_Exercise details_. Please copy exactly every line from the one that contains "Parse this screenshot: output" to the end of the data below, with both ends included and no other lines.

Stored data
--- START ---
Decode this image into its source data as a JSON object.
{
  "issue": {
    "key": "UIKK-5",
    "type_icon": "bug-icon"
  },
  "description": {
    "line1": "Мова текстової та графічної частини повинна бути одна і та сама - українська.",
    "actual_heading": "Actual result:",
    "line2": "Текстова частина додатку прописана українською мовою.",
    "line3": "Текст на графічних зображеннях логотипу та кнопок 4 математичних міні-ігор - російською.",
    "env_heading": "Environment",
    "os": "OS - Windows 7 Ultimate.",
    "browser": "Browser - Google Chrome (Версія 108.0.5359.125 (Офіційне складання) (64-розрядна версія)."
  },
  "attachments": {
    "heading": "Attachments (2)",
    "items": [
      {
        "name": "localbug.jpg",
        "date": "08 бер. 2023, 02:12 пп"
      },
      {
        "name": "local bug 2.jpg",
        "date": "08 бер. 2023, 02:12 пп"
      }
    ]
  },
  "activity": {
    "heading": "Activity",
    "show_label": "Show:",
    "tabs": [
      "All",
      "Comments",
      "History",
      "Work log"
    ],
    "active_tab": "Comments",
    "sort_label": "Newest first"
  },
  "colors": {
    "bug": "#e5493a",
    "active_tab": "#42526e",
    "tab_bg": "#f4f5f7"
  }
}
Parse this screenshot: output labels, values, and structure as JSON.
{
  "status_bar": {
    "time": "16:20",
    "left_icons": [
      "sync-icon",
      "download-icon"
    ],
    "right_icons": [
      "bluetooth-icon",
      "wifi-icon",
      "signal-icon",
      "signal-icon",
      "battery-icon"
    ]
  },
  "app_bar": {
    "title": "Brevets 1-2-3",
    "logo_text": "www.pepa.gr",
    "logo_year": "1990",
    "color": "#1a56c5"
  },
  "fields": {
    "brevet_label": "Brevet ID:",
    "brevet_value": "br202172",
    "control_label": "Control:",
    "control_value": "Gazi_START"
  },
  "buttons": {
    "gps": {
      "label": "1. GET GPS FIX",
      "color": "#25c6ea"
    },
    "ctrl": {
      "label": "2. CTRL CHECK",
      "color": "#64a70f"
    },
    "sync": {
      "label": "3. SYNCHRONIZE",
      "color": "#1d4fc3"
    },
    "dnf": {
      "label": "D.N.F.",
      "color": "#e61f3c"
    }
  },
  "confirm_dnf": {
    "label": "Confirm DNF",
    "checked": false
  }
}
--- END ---
_Response_.
Parse this screenshot: output labels, values, and structure as JSON.
{
  "status_bar": {
    "time": "16:20",
    "left_icons": [
      "sync-icon",
      "download-icon"
    ],
    "right_icons": [
      "bluetooth-icon",
      "wifi-icon",
      "signal-icon",
      "signal-icon",
      "battery-icon"
    ]
  },
  "app_bar": {
    "title": "Brevets 1-2-3",
    "logo_text": "www.pepa.gr",
    "logo_year": "1990",
    "color": "#1a56c5"
  },
  "fields": {
    "brevet_label": "Brevet ID:",
    "brevet_value": "br202172",
    "control_label": "Control:",
    "control_value": "Gazi_START"
  },
  "buttons": {
    "gps": {
      "label": "1. GET GPS FIX",
      "color": "#25c6ea"
    },
    "ctrl": {
      "label": "2. CTRL CHECK",
      "color": "#64a70f"
    },
    "sync": {
      "label": "3. SYNCHRONIZE",
      "color": "#1d4fc3"
    },
    "dnf": {
      "label": "D.N.F.",
      "color": "#e61f3c"
    }
  },
  "confirm_dnf": {
    "label": "Confirm DNF",
    "checked": false
  }
}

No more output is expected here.